Anticipating a market top is tricky. It is certainly not the same as identifying a market top, which happens in hindsight. Taking everything into consideration including weak price movement following support at the 50DMA, multiple distribution days over the past few weeks, and several weeks of resistance at the 161.8% Fibonacci extension level, the risk of being in the stock funds right now is very high. To be clear, I AM NOT calling this a market top! I’m saying that downside risk outweighs potential upside gains right now.

What would get me back into the market? A big follow thru day, ideally 2% or more gain in price, on volume higher than the previous day. That would indicate institutional buying (the opposite of a distribution day). Fortunately, the next time the market opens, it will be a new month and we will have 2 new IFTs available…

The Daily Charts

We’ve covered the C fund above so, let’s dive into the other TSP fund charts…

The S fund had a decent week in terms of price but, we are not seeing the kinds of explosive price moves that have been typical. Compare the daily price moves from December thru mid-February with the price moves since mid-May. We are not seeing explosive moves higher that would indicate a new rally attempt. This kind of tepid price action is consistent with consolidation that we’ve seen over the past several months. We need to see explosive moves higher and a close above 2250 before getting back into the S fund.

The I fund chart is in good shape. It is clearly in a long term up trend. Friday’s reversal day at the upper channel line would indicate that the next short term direction is down. Every time the I fund hit the upper channel line in the past 6 months, it has rolled over and found support at its 50DMA. IF we get a solid close above this channel line, that would be very bullish…

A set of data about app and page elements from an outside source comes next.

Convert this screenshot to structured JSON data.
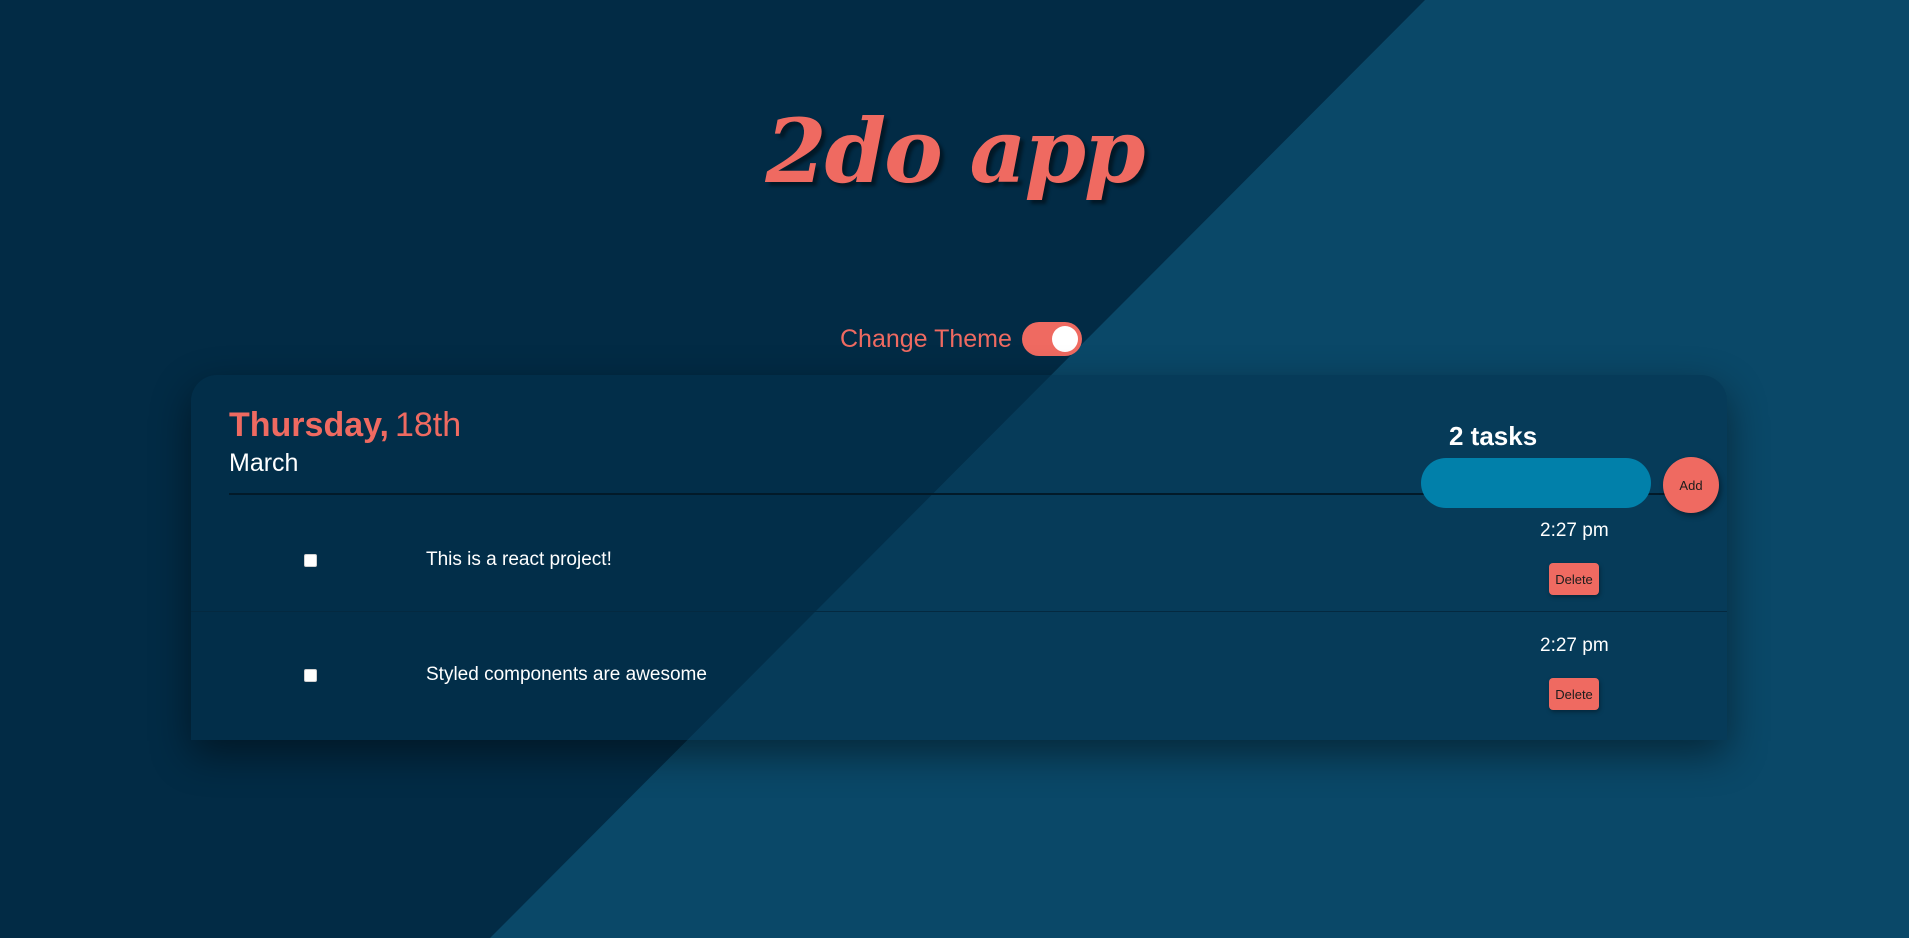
{
  "app": {
    "title": "2do app"
  },
  "theme": {
    "label": "Change Theme",
    "enabled": true
  },
  "header": {
    "weekday": "Thursday,",
    "day": "18th",
    "month": "March",
    "task_count": "2 tasks",
    "input": {
      "value": "",
      "placeholder": ""
    },
    "add_label": "Add"
  },
  "tasks": [
    {
      "text": "This is a react project!",
      "time": "2:27 pm",
      "done": false,
      "delete_label": "Delete"
    },
    {
      "text": "Styled components are awesome",
      "time": "2:27 pm",
      "done": false,
      "delete_label": "Delete"
    }
  ],
  "colors": {
    "accent": "#ef6a61",
    "background_dark": "#03304b",
    "background_light": "#0a4868",
    "input_fill": "#0180aa"
  }
}
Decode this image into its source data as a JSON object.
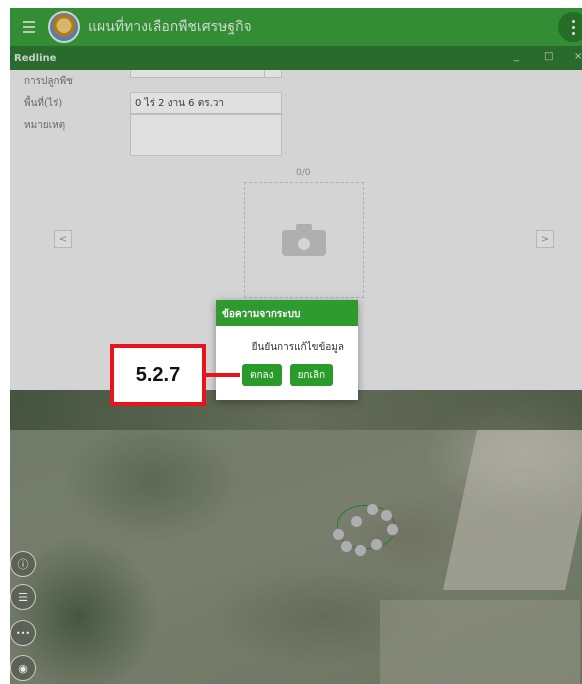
{
  "app": {
    "title": "แผนที่ทางเลือกพืชเศรษฐกิจ"
  },
  "redline": {
    "window_title": "Redline",
    "min_label": "_",
    "max_label": "□",
    "close_label": "×",
    "fields": [
      {
        "label": "การปลูกพืช",
        "value": ""
      },
      {
        "label": "พื้นที่(ไร่)",
        "value": "0 ไร่ 2 งาน 6 ตร.วา"
      },
      {
        "label": "หมายเหตุ",
        "value": ""
      }
    ],
    "photo_counter": "0/0",
    "prev_label": "<",
    "next_label": ">"
  },
  "dialog": {
    "title": "ข้อความจากระบบ",
    "message": "ยืนยันการแก้ไขข้อมูล",
    "ok_label": "ตกลง",
    "cancel_label": "ยกเลิก"
  },
  "annotation": {
    "step_label": "5.2.7"
  },
  "tools": [
    {
      "icon": "info-icon",
      "glyph": "ⓘ"
    },
    {
      "icon": "list-icon",
      "glyph": "☰"
    },
    {
      "icon": "more-icon",
      "glyph": "•••"
    },
    {
      "icon": "locate-icon",
      "glyph": "◉"
    }
  ],
  "colors": {
    "header_green": "#3aa13c",
    "window_bar_green": "#2f7a33",
    "dialog_green": "#2f9a2f",
    "callout_red": "#e8141b"
  }
}
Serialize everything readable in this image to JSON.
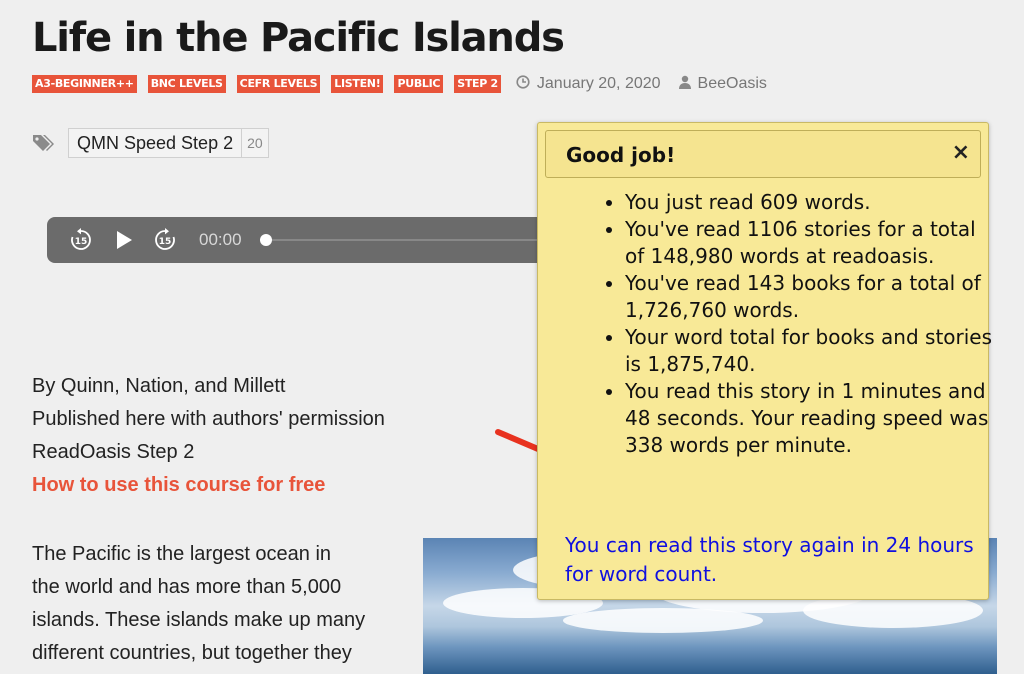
{
  "page": {
    "title": "Life in the Pacific Islands",
    "tags": [
      "A3-BEGINNER++",
      "BNC LEVELS",
      "CEFR LEVELS",
      "LISTEN!",
      "PUBLIC",
      "STEP 2"
    ],
    "date": "January 20, 2020",
    "author": "BeeOasis",
    "tag_box": {
      "name": "QMN Speed Step 2",
      "count": "20"
    }
  },
  "player": {
    "time": "00:00"
  },
  "byline": {
    "line1": "By Quinn, Nation, and Millett",
    "line2": "Published here with authors' permission",
    "line3": "ReadOasis Step 2",
    "link": "How to use this course for free"
  },
  "body": {
    "line1": "The Pacific is the largest ocean in",
    "line2": "the world and has more than 5,000",
    "line3": "islands. These islands make up many",
    "line4": "different countries, but together they"
  },
  "popup": {
    "title": "Good job!",
    "close": "×",
    "items": [
      "You just read 609 words.",
      "You've read 1106 stories for a total of 148,980 words at readoasis.",
      "You've read 143 books for a total of 1,726,760 words.",
      "Your word total for books and stories is 1,875,740.",
      "You read this story in 1 minutes and 48 seconds. Your reading speed was 338 words per minute."
    ],
    "again": "You can read this story again in 24 hours for word count."
  },
  "colors": {
    "accent": "#e8543a",
    "popup_bg": "#f8e997",
    "link_blue": "#1010e0",
    "arrow": "#e8321f"
  }
}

The F fund looks like it wants to break higher. After a huge sell off, the F fund hit a bottom in mid-March. It then rallied thru mid-April, corrected, and closed just barely above the April high early last week. A daily close above 114.75 would be very bullish for the F fund.

Bottom Line

Market risk is high and we are still early in the volatile summer months. Given all of the technical factors described above, the risk/reward ratio is not in my favor. I’m happy to remain in the G fund until conditions improve.

I hope you all have a safe and happy Memorial Day! Please raise a glass to those no longer with us.

Jerry